a team sport played with a ball by two teams, each consisting of six people. The players of one team, hitting the ball not more than three times with any part of the body above the waist, try to direct it to the other side over a net stretched across the court. The object is to make the ball touch the ground within the boundaries of the court, or to force the opponents to break the rules of the game in their return. The court is a rectangle 9 m by 18 m, divided into two equal halves by the net. The height of the net varies for women (2.24 m), men (2.43 m), and different age groups. A match consists of three or five games, each one proceeding until one team scores 15 points. If the score of a game reaches 14-14, play continues until one team has a two-point margin.

Volleyball began in 1895 in the USA; W. M. Morgan (Massachusetts) is considered the inventor of the game. It spread to Japan, China, and the Philippines.

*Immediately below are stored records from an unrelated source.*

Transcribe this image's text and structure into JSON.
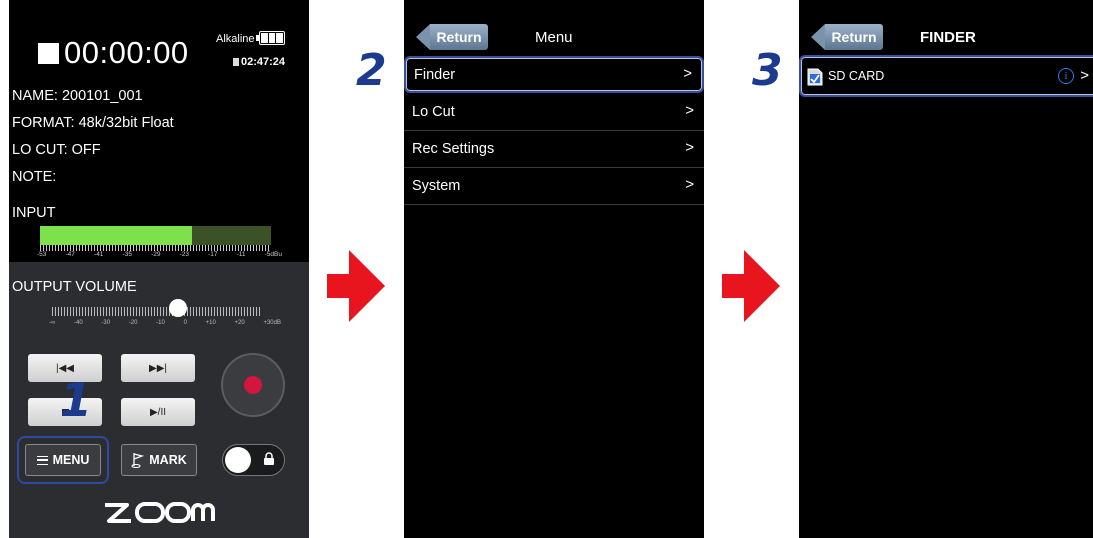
{
  "recorder": {
    "time": "00:00:00",
    "battery_label": "Alkaline",
    "remaining_time": "02:47:24",
    "info": {
      "name_key": "NAME:",
      "name_val": " 200101_001",
      "format_key": "FORMAT:",
      "format_val": " 48k/32bit Float",
      "locut_key": "LO CUT:",
      "locut_val": " OFF",
      "note_key": "NOTE:"
    },
    "input_label": "INPUT",
    "input_meter_level": 0.66,
    "meter_scale": [
      "-53",
      "-47",
      "-41",
      "-35",
      "-29",
      "-23",
      "-17",
      "-11",
      "-5dBu"
    ],
    "output_volume_label": "OUTPUT VOLUME",
    "output_volume_level": 0.6,
    "volume_scale": [
      "-∞",
      "-40",
      "-30",
      "-20",
      "-10",
      "0",
      "+10",
      "+20",
      "+30dB"
    ],
    "prev_label": "|◀◀",
    "next_label": "▶▶|",
    "play_pause_label": "▶/II",
    "menu_label": "MENU",
    "mark_label": "MARK",
    "logo": "ƨOOM",
    "accent_record": "#d3163f",
    "meter_color": "#7ee04a"
  },
  "steps": {
    "one": "1",
    "two": "2",
    "three": "3"
  },
  "menu_screen": {
    "return_label": "Return",
    "title": "Menu",
    "items": [
      {
        "label": "Finder",
        "chevron": ">"
      },
      {
        "label": "Lo Cut",
        "chevron": ">"
      },
      {
        "label": "Rec Settings",
        "chevron": ">"
      },
      {
        "label": "System",
        "chevron": ">"
      }
    ]
  },
  "finder_screen": {
    "return_label": "Return",
    "title": "FINDER",
    "items": [
      {
        "label": "SD CARD",
        "info_icon": "i",
        "chevron": ">"
      }
    ]
  },
  "colors": {
    "step_blue": "#1c3a8e",
    "arrow_red": "#e8141e",
    "highlight": "#3a4f9a"
  }
}
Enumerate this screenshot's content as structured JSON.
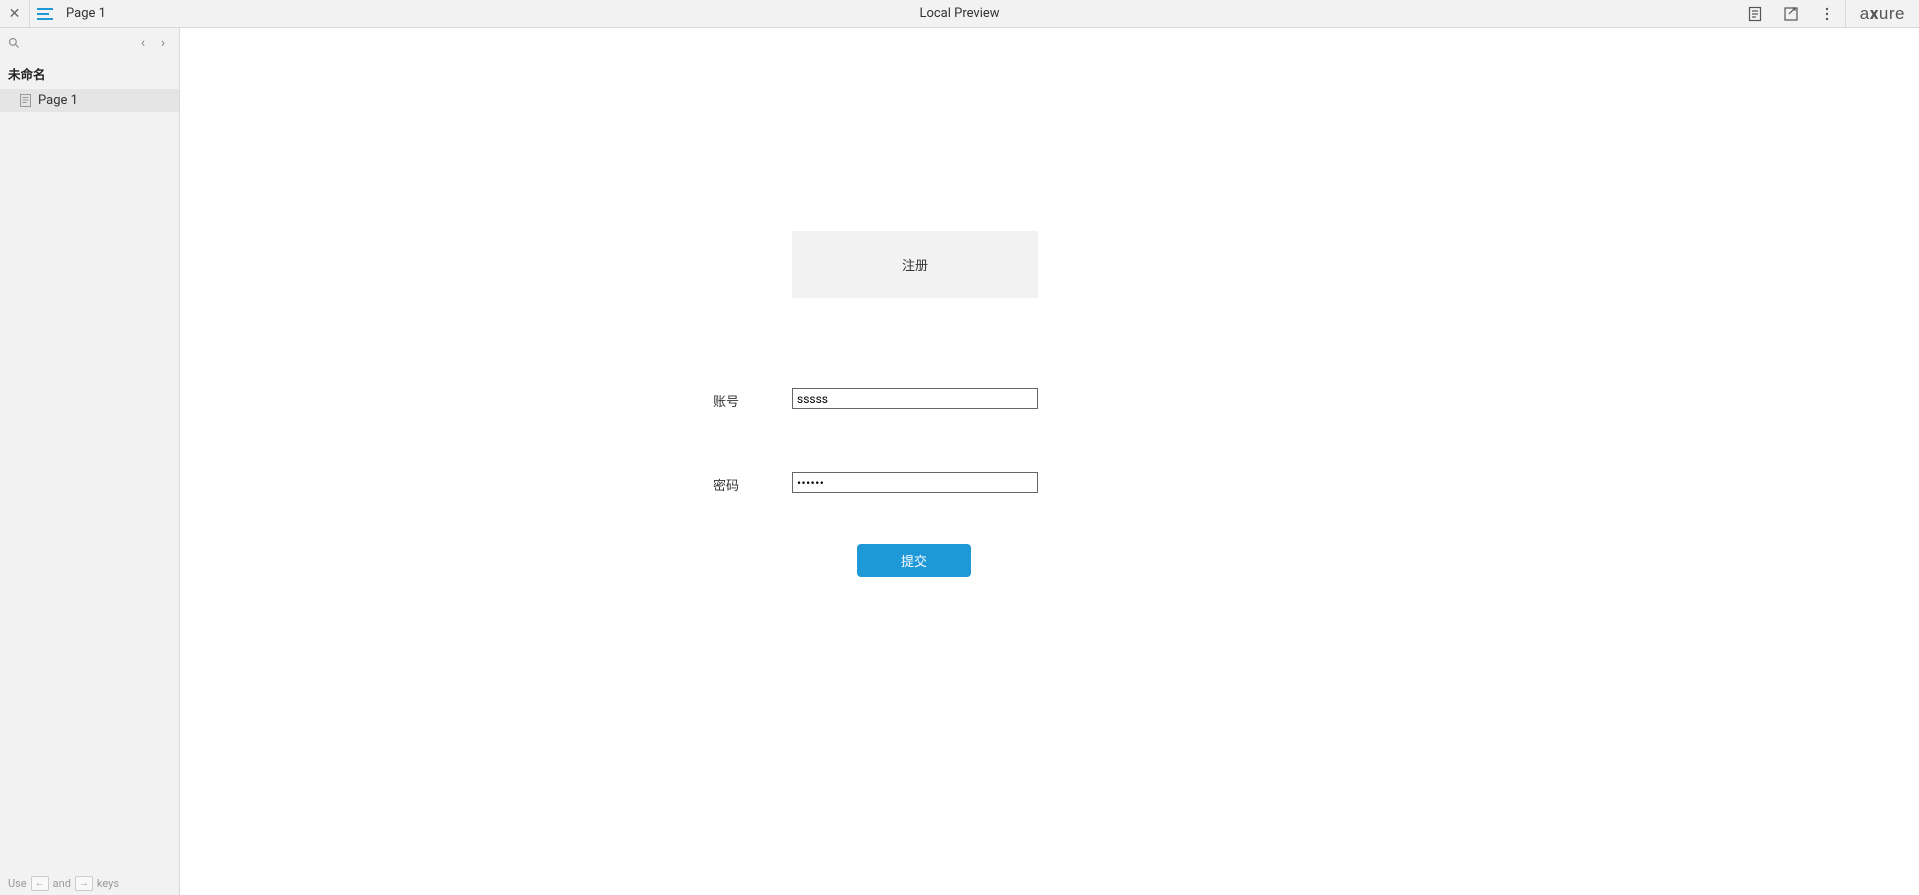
{
  "topbar": {
    "page_name": "Page 1",
    "center_title": "Local Preview",
    "logo": "axure"
  },
  "sidebar": {
    "project_title": "未命名",
    "pages": [
      {
        "label": "Page 1"
      }
    ],
    "hint": {
      "use": "Use",
      "and": "and",
      "keys": "keys",
      "left": "←",
      "right": "→"
    }
  },
  "form": {
    "header": "注册",
    "account_label": "账号",
    "password_label": "密码",
    "account_value": "sssss",
    "password_value": "••••••",
    "submit_label": "提交"
  }
}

In Europe, volleyball was first played in Czechoslovakia (1907). The International Volleyball Association was formed in 1947, uniting 110 countries (on Jan. 1, 1971). The association sponsors official competitions for men and women: world championships (since 1949); continental championships, including Europe (since 1948); national team competitions for the World Cup (since 1965); and club team competitions for the European Cup (since 1961). Since 1964, men’s and women’s volleyball competition has been included in the program of the Olympic games. Volleyball is played most extensively in the USSR, Czechoslovakia, Poland, Japan, Mexico, and Brazil.

The first rules of the game in the USSR were enacted in 1926. In 1932, the All-Union Section of Volleyball was created (now the Volleyball Federation of the USSR). The first official championships of the USSR were held in 1933 among select city teams. Since 1938, national championships have been played every year among club teams. The most successful teams in these competitions have been the Moscow women’s teams Spartak, Lokomotiv, Dinamo, and the Central Sports Club of the Army, and the men’s teams Spartak (Moscow and Leningrad), Dinamo (Moscow), the Central Sports Club of the Army, Kalev (Tallinn), and Burevestnik (Alma-Ata).

In 1948 the Volleyball Federation of the USSR joined the International Volleyball Association. Soviet volleyball players have won many international competitions. The USSR women’s team won the European championship in 1949, 1950, 1951, 1958, 1963, and 1967, and the world championship in 1952, 1956, 1960, and 1970; they were the winners of the Olympic games in 1968. The USSR men’s team was the European champion in 1950, 1951, and 1967, and world champion in 1949, 1952, 1960, and 1962; they won the Olympics in 1964 and 1968. Soviet volleyball teams have repeatedly won the European Cup for national champion club teams. Among the best Soviet volleyball players are the Honored Masters of Sport V. A. Oskolkova, L. S. Buldakova, I. V. Ryskal’, A. I. Chinilin, K. K. Reva, andG. G. Mondzolevskii.

In 1970 in the Soviet Union, 6 million people regularly played volleyball; there were approximately 1,000 Masters of Sport, 64 Honored Masters of Sport, and 26 Honored Volleyball Trainers of the USSR.


[Eingorn, A. N.] Voleibol v SSSR: Spravochnik. Moscow, 1956.
Oskolkova, V. A., and M. S. Sungurov. Voleibol. Moscow, 1961.
Potashnik, A. A. Sudeistvo sorevnovanii po voleibolu. Moscow, 1968.


The Great Soviet Encyclopedia, 3rd Edition (1970-1979). © 2010 The Gale Group, Inc. All rights reserved.


a game in which two teams hit a large ball back and forth over a high net with their hands
Collins Discovery Encyclopedia, 1st edition © HarperCollins Publishers 2005